Tag Archives: rest cure

APA Monitor: The West Cure

The January 2012 issue of the American Psychological Association‘s Monitor on Psychology has just been published online. This month’s Time Capsule article examines the male alternative to the rest cure often prescribed for nervous women in the nineteenth century. The rest cure saw neurasthenic women like Charlotte Perkins Gilman confined to bed, where they were to do little more than eat and avoid all “brain work.”  Gilman recounted her experience with the rest cure in her well-known work, The Yellow Wallpaper (1892). In contrast, as Anne Stiles details in “Go Rest, Young Man,” men treated their neurasthenia by heading to the American west to engage in strenuous physical activity. Among the men who did so were Theodore Roosevelt and Walt Whitman. As Stiles recounts,

Before heading West, Roosevelt’s effeminate looks and high voice provoked comparisons to Oscar Wilde; afterward, he became known for his strenuous brand of masculinity. Roosevelt’s motto, “speak softly and carry a big stick,” sums up the ethos of many Westerns, in which stoic men of action engage in constant battles with nature, Indians and rogue cowboys. Like many men of his generation, Roosevelt felt that masculinity was forged by conflict, an attitude that carried over into his imperialist foreign policy.

The dramatic difference between the Rest and West Cures suggests their prescriptive nature. Both cures existed to reinforce “proper” sexual behavior, serving to masculinize effeminate (and possibly homosexual) men and discourage women from entering the professions. Both were supported by the authority of science in an era that emphasized the biological differences between men and women.

The full article can be read online here.

APA Monitor: From Rest Cure to Work Cure

This month’s article in the Time Capsule section of the American Psychological Association‘s Monitor on Psychology describes the emergence of psychotherapy in the United States at the end of the nineteenth century. Authored by historian of psychology Ben Harris (left) and his student Courtney Stevens, the article, “From Rest Cure to Work Cure,” provides an overview of the state of psychotherapy in America prior to Freud’s famed 1909 visit. According to the article,

For most of the 19th century, neurologists and psychiatrists rejected highly psychological treatments and theories. These physicians attributed mental suffering to brain pathology; they excluded emotions, beliefs and ideas as possible contributors to one’s mental health.

But by the 1890s, physicians began to reconsider their hostility to psychological concepts. As Harvard neurologist James Jackson Putnam put it in 1899:

“It is a matter for congratulations that this wave is being reinforced by another, which is sweeping us toward a better knowledge of the secrets of the mental life in health and disease.”

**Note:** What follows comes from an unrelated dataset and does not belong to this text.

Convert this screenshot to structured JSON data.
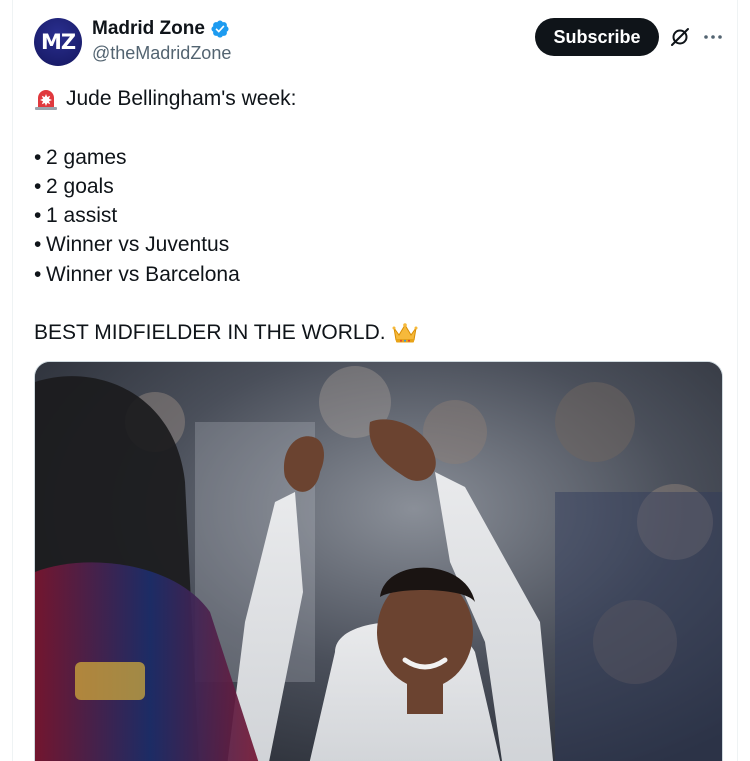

He was referring to psychotherapy, the newly coined term and increasingly popular therapy for somatic and psychological suffering. By 1909 — the year Sigmund Freud visited America — psychotherapy had won the allegiance of psychologists, clergy and diverse medical specialties.

The full article can be found online here.